  • Thanks! 7 years ago
  • Thank you, especially for suggestion to use less expensive tools as we start out. Cost matters... 7 years ago
  • Anonymous
    I would add "Constantly challenge yourself". It helps to improve skills and be better. 7 years ago
  • Thanks for the online TastyTuts+ LDD. Will definitely check them out. 7 years ago
  • Start doodling ... when you happy :) . And learn something. Woow, I think my doodle is good , mmm I will upload it and what people say about it ?... Learn again - again and "Suddenly" become designer... he2 :) 7 years ago
  • Good description on getting started - I would recommend for those of you that do learn design and want to try and turn your passion into a profession to check out - the best place for you creatives to get a start with web design and monetizing your studies! 7 years ago
  • Wait, isn't Code HS paid? I'm brushing up on my skills with Codecademy (100% free) and Code School (free introductory tiers). 7 years ago
  • This is so awesome. Thank you. 7 years ago
  • I think out of all these, number 11 will give you the most bang for your buck. You can read about design history all day long and know every important designer in the 20th century. But it won’t make you a good designer. It takes practice. Design isn't a subject like psychology or history. It’s more like pottery. Also if you teach yourself w/ free blog posts and videos, you'll create a curriculum that can be confusing. Sometimes the authors are writing for beginners. Other times they’re writing for professionals. For each thing you read, it’s up to you as the beginner to figure out where you fit in. And how can you know what's relevant if you don't know the subject? You’ll get there eventually but your progress look like a squiggly line. It’s definitely possible though! Btw if anyone is interested I’ve written a lot about this stuff. My profile has more info. 7 years ago
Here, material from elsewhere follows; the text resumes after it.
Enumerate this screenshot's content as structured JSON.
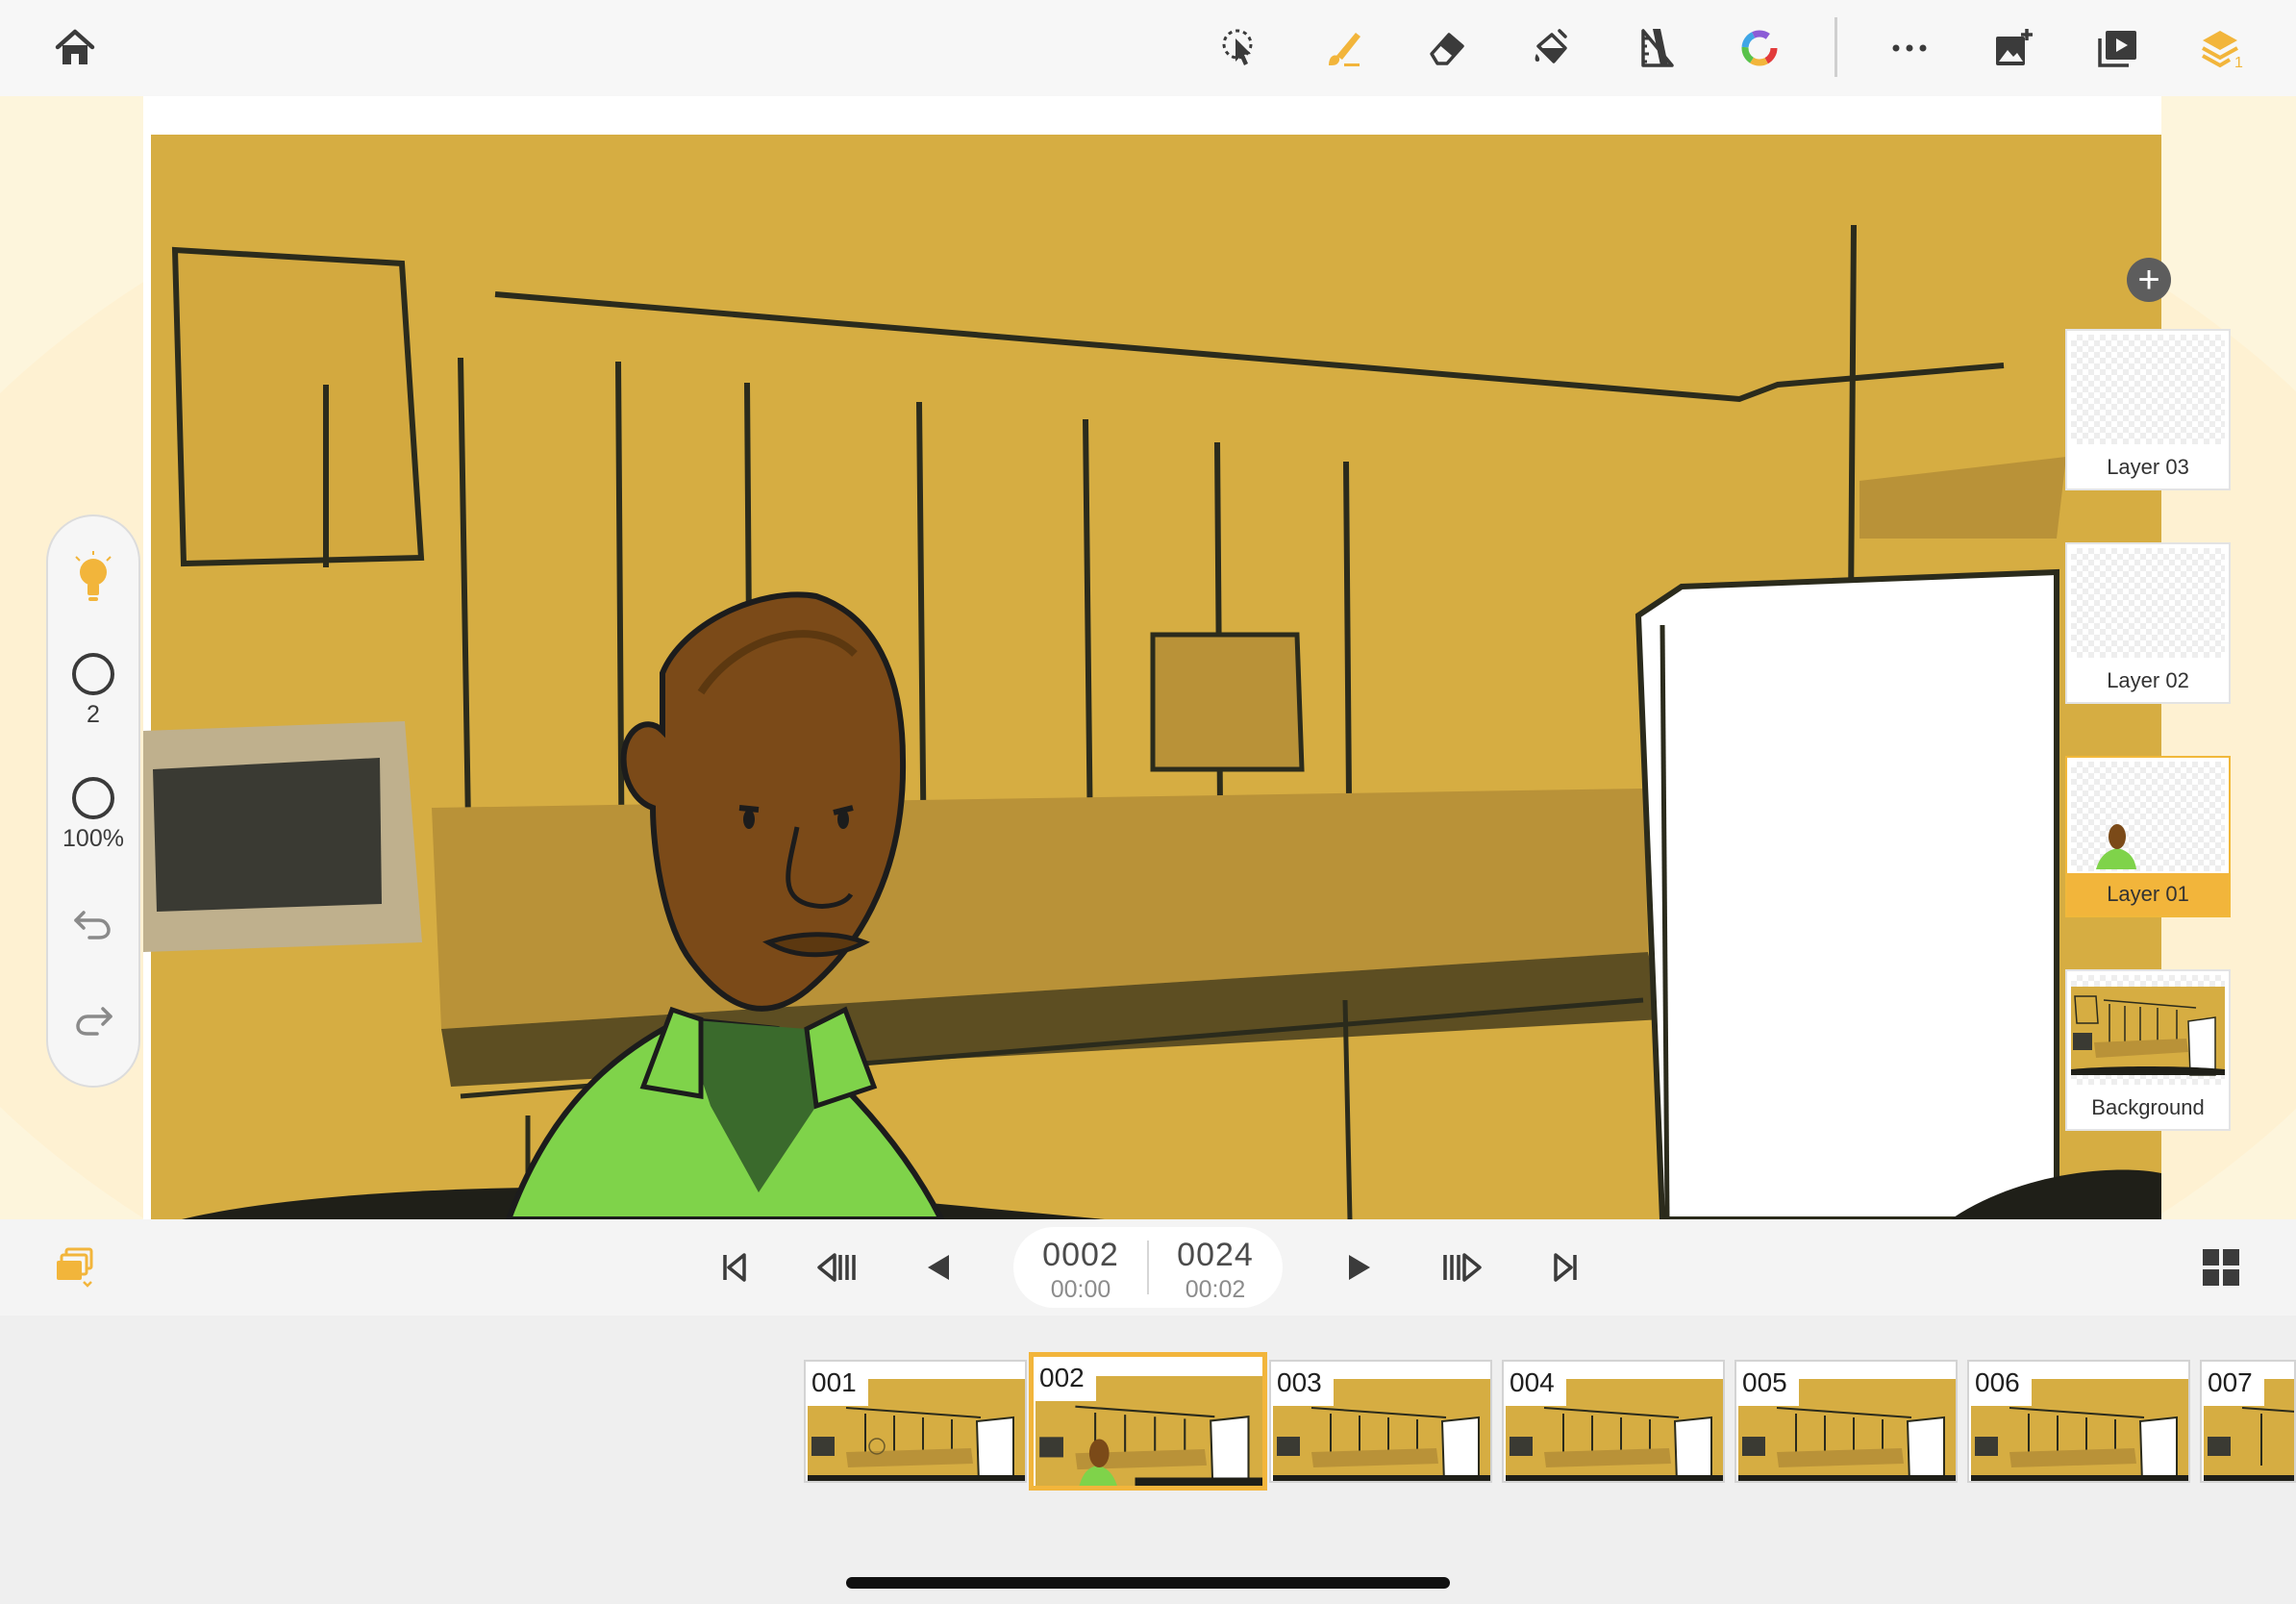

  • Thanks for sharing :) It helped me a lot. akashwebdesigns 3 years ago